Boom in flat-screen TVs prompt Japanese makers to gear up production
By Lars Nicolaysen Jan 11, 2006, 15:18 GMT
A visitors looks at the first 102 inch or 255 centimetre Plasma TV, made by Samsungat the Consumer Electronics Show in Las Vegas, Nevada, on Friday 06 January 2006. A dozen industries are convening in Las Vegas this week for the industry\'s annual Consumer Electronics Show to display the latest electronic gadgets EPA/BARRY SWEET
Tokyo - In light of a dramatic rise in demand for flat-screen televisions, Japan's leading manufacturers in consumer electronics are massively supplementing their investments in the sector.
The makers of LCD and plasma televisions are battling for market dominance, and the top manufacturers of both kinds of TV sets have announced new offensives in the flat-screen television war.
Sharp, the leading maker of liquid-crystal displays, or LCDs, said Wednesday that it will quadruple its annual production to 20 million units in the 2008 fiscal year, which ends March 31, 2009.
Earlier, the leading consumer-electronics maker, Matsushita Electric, which makes Panasonic televisions, said it will build the world's largest plasma production facility at home in Japan to substantially increase its turnout of the TVs.
The announcements came as a new technology was soon expected from Canon and Toshiba that will usher in a new generation of flat-screen panels.
Matsushita's 180-billion-yen (1.57-billion-dollar) plant is to go into operation in July 2007. Matsushita said that when it reaches its full production capacity in the 2008 fiscal year, which begins April 1, 2008, it will spit out 500,000 plasma displays per month.
By the end of the 2008 fiscal year, Matsushita said it expected the plasma-panel production capacity at its four factories in Japan and one in Shanghai to more than double from their current capacity to 11.1 million units annually.
Matsushita, taking a different tack from Sharp and Sony, is betting not on flat-screen televisions with liquid-crystal displays but on plasma, or PDP, screens.
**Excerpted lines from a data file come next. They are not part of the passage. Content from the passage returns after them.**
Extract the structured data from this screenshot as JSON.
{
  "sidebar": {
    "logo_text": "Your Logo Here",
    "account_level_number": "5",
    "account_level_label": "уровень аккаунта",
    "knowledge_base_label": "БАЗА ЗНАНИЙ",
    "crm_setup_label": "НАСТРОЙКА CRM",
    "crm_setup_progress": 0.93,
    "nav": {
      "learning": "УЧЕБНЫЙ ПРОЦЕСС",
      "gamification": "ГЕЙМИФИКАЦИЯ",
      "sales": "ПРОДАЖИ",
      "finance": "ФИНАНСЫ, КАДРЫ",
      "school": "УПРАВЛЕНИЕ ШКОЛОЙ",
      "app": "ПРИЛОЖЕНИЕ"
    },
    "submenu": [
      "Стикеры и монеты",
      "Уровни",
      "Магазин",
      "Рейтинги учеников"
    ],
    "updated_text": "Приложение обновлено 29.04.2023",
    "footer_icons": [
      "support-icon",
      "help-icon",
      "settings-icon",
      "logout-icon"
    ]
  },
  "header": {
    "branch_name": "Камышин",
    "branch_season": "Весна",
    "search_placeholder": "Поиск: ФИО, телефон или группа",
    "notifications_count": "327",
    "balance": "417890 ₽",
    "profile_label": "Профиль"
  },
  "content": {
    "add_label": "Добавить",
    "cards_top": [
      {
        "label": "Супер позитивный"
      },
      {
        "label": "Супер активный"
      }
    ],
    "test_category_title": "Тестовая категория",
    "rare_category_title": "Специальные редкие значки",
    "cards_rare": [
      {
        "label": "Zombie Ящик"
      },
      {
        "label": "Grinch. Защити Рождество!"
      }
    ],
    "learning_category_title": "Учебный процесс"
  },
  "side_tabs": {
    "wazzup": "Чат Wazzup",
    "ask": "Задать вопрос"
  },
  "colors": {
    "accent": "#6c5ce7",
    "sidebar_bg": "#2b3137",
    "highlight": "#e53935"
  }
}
Unlike other companies, Matsushita is seeing annual profits of 30 to 40 per cent in the televisions despite rapid price declines.
Plasma technology provides technical advantages in the production of large-screen TVs in performance, quick production and cost-efficiency, said Ken Morita, the president of Matsushita PDP Co., a joint venture between Matsushita and the chemical company Toray Industries.
Plasma displays have developed from Japan into an enormous global market, thanks to digital, high-definition television. Morita said he expected the popularity of the screens to only rise as demand for multipurpose monitors in business, education and medicine also rises.
Panasonic said it expected the global plasma market to grow to 25 million units by 2010.
With its new production facility, Matsushita said it wanted to strengthen its number 1 place in the industry and increase its global market share to at least 40 per cent.
Matsushita's closest plasma competitor, South Korea's LG Electronics, also plans to build another factory in the second half of this year, according to the financial newspaper Nihon Keizai Shimbun.
It aims to increase its monthly production capacity from a current 310,000 to at least 555,000, the paper reported.
Their number 3 competitor, South Korea's Samsung Electronics, was also considering how to increase its current capacity of 250,000 TVs a month, it said.
Pioneer is taking a different strategy. Because of flagging sales, it plans to reduce its production of plasma screens, but another Japanese company, Hitachi, whose global market share of plasma TVs lies under 10 per cent, intends to better its position by specializing on high-definition models, Nihon Keizai Shimbun said.
As these companies and plasma and LCD screens battle for market dominance, Canon and Toshiba plan to soon introduce a new technology to the mix.
Their new screens are to feature a high contrast ratio but use significantly less electricity than an LCD display.
Toshiba plans to bring its flat screen called SED, or surface conduction electron emitter displays, on the market early this year.© 2006 dpa - Deutsche Presse-Agentur